Since his childhood spent at the refugee camp Site Two on the Thai border, Cambodian artist Srey Bandol has never forgotten the story of a boy from Ratanakkiri province who got lost in time.
He remembered it so well that when he discussed it with hill tribe people, although they could not recall the legend themselves, they told him they used to capture elephants exactly the way he described it in his story.
This legend has become a book published by the Reyum Institute of Arts and Culture, with the support of the Kasumisou Foundation.
The book, with illustrations by Srey Bandol, will be launched tonight at the institute’s gallery, where the artist’s drawings for the book will be on exhibit.
The book project took form during a meeting between Srey Bandol and Reyum’s co-directors, Ly Daravuth and Ingrid Muan, more than a year ago. “He had this story in his head, and he thought he would find it if he could only see the landscape, the light, and the people,” Muan said.
Reyum wanted to work with Srey Bandol, who now runs an art school with other artists in Battambang, Ly Daravuth said. So the institute secured a small grant for him to go to Ratanakkiri and draw for a couple of months.
Srey Bandol was 10 years old when he arrived at Site Two camp in 1982, and 20 when he left the camp for Battambang province.
“I remember hearing the story from a teacher at the camp who thought it was 100 years old,” he said.
The tale is about hill tribe villagers who tame elephants to help them with heavy work. One day, the men go on an expedition to capture wild elephants, taking with them a young boy on his first hunt.
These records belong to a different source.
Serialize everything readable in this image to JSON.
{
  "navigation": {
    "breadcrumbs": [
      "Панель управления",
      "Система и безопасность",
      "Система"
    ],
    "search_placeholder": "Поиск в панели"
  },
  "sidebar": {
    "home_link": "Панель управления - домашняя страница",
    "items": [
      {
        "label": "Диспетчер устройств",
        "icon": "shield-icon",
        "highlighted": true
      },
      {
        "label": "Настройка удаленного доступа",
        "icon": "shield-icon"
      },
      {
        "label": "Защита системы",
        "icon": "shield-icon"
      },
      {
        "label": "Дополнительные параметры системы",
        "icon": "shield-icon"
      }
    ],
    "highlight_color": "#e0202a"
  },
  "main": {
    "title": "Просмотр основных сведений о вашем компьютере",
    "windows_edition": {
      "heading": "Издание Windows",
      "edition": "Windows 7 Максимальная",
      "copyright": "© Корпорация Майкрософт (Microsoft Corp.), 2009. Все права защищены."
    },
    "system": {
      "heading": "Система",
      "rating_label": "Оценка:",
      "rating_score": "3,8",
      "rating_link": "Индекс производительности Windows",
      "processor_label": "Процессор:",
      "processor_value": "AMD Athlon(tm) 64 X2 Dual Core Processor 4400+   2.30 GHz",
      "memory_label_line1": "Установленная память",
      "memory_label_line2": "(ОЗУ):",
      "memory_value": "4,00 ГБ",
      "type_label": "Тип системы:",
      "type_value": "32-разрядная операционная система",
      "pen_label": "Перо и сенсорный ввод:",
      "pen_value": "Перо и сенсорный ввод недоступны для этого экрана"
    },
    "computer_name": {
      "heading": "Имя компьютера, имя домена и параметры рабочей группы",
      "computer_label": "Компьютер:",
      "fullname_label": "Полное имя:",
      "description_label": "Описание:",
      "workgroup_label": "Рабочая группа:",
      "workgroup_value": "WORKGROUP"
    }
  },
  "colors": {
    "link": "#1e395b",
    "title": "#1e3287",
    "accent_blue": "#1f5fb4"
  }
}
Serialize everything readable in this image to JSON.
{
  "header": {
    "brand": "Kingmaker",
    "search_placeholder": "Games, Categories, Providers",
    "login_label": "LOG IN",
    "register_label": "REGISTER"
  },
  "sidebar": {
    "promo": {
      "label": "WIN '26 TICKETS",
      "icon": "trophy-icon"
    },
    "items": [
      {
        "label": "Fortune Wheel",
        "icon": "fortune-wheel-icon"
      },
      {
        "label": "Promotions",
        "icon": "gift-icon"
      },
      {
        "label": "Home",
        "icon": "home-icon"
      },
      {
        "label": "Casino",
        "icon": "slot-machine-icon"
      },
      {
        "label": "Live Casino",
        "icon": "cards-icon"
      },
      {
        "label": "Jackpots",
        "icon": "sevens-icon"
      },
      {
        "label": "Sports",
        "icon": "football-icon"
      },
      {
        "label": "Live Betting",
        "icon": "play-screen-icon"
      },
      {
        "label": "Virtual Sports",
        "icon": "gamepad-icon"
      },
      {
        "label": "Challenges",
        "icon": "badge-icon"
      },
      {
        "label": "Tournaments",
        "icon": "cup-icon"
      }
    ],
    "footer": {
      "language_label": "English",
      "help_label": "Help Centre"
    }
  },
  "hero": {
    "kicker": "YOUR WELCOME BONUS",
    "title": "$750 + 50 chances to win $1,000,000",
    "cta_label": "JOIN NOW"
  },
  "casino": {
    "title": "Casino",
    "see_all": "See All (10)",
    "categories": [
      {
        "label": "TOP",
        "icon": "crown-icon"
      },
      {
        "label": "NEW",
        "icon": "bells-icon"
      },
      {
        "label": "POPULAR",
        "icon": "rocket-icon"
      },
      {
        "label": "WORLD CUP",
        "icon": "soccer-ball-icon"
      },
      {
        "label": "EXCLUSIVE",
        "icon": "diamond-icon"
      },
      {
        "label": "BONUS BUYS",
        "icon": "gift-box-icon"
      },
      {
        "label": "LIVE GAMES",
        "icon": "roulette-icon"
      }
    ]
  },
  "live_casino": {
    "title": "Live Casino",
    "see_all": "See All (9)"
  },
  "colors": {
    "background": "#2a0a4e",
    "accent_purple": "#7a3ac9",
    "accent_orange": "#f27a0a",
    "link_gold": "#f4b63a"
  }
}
During a storm, the boy gets separated from the others and ventures deep into a cavern, where he discovers a monk. They talk and meditate together for a few days, until the monk sends the boy home.
When he reaches his village, everything has changed. People’s clothes and homes look different, and no one he knew lives there anymore. Only one old man recalls hearing about a boy who never returned from an elephant hunt. Feeling there is no place for him in this time, the boy rides his elephant back to the jungle where, the legend says, they still live.
Like the boy in the legend, Srey Bandol said he was surprised by what he found in Ratanakkiri. Nowadays, people don’t really live the way his teacher had explained, and he could not find any hill tribe people who recalled the legend. However, some villagers confirmed that the traditions it tells of did exist, Srey Bandol said.
Srey Bandol learned drawing from French artist Veronique Decrop, who taught at Site Two from 1986 until the camp closed in 1993. In 1995, through the art association Phare, she opened the Battambang art school with some of her former students. The facility includes a children’s library and offers drawing, music and circus classes.